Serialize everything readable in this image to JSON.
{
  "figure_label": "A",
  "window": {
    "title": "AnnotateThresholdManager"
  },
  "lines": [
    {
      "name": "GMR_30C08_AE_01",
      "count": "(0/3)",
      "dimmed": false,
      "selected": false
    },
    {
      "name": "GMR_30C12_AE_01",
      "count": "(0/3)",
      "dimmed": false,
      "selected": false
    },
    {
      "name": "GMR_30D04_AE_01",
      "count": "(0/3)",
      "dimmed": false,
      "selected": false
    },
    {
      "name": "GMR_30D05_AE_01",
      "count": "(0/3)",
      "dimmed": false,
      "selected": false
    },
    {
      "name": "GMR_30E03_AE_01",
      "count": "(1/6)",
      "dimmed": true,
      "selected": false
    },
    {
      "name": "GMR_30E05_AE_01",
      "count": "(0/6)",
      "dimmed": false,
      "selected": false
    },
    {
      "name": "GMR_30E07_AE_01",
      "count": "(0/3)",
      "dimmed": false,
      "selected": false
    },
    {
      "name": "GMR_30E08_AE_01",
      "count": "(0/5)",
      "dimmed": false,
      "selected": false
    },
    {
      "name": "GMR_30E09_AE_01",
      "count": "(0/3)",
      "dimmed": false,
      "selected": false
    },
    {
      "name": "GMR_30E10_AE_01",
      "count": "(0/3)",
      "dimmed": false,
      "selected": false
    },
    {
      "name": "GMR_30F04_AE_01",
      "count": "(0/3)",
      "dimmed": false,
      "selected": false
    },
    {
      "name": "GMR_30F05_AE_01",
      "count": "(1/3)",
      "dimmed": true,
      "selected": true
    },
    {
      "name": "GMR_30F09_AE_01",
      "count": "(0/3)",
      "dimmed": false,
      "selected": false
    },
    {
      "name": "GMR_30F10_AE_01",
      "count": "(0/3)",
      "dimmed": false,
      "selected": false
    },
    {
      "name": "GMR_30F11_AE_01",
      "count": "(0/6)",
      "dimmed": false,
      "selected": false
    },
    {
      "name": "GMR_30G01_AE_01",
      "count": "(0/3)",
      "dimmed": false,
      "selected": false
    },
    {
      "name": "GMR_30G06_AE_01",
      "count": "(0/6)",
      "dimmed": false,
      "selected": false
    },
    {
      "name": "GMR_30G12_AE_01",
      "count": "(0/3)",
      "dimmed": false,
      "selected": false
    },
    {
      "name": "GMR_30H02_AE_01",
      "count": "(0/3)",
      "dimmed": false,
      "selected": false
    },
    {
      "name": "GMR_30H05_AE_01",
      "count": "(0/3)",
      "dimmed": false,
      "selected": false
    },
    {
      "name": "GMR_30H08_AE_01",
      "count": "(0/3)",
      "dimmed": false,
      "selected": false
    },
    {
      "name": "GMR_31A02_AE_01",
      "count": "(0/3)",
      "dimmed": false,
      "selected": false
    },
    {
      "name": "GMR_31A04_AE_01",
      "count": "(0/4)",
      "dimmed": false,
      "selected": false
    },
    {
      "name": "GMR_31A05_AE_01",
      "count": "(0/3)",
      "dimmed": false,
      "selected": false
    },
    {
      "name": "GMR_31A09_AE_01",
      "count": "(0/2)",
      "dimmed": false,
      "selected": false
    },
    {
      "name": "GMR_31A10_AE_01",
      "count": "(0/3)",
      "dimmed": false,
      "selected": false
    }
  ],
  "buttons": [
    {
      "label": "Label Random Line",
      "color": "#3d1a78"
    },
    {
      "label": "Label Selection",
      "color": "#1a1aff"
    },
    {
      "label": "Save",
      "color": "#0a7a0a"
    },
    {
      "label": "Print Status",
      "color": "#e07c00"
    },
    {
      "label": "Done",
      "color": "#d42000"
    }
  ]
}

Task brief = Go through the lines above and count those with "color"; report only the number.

Exercise answer = 5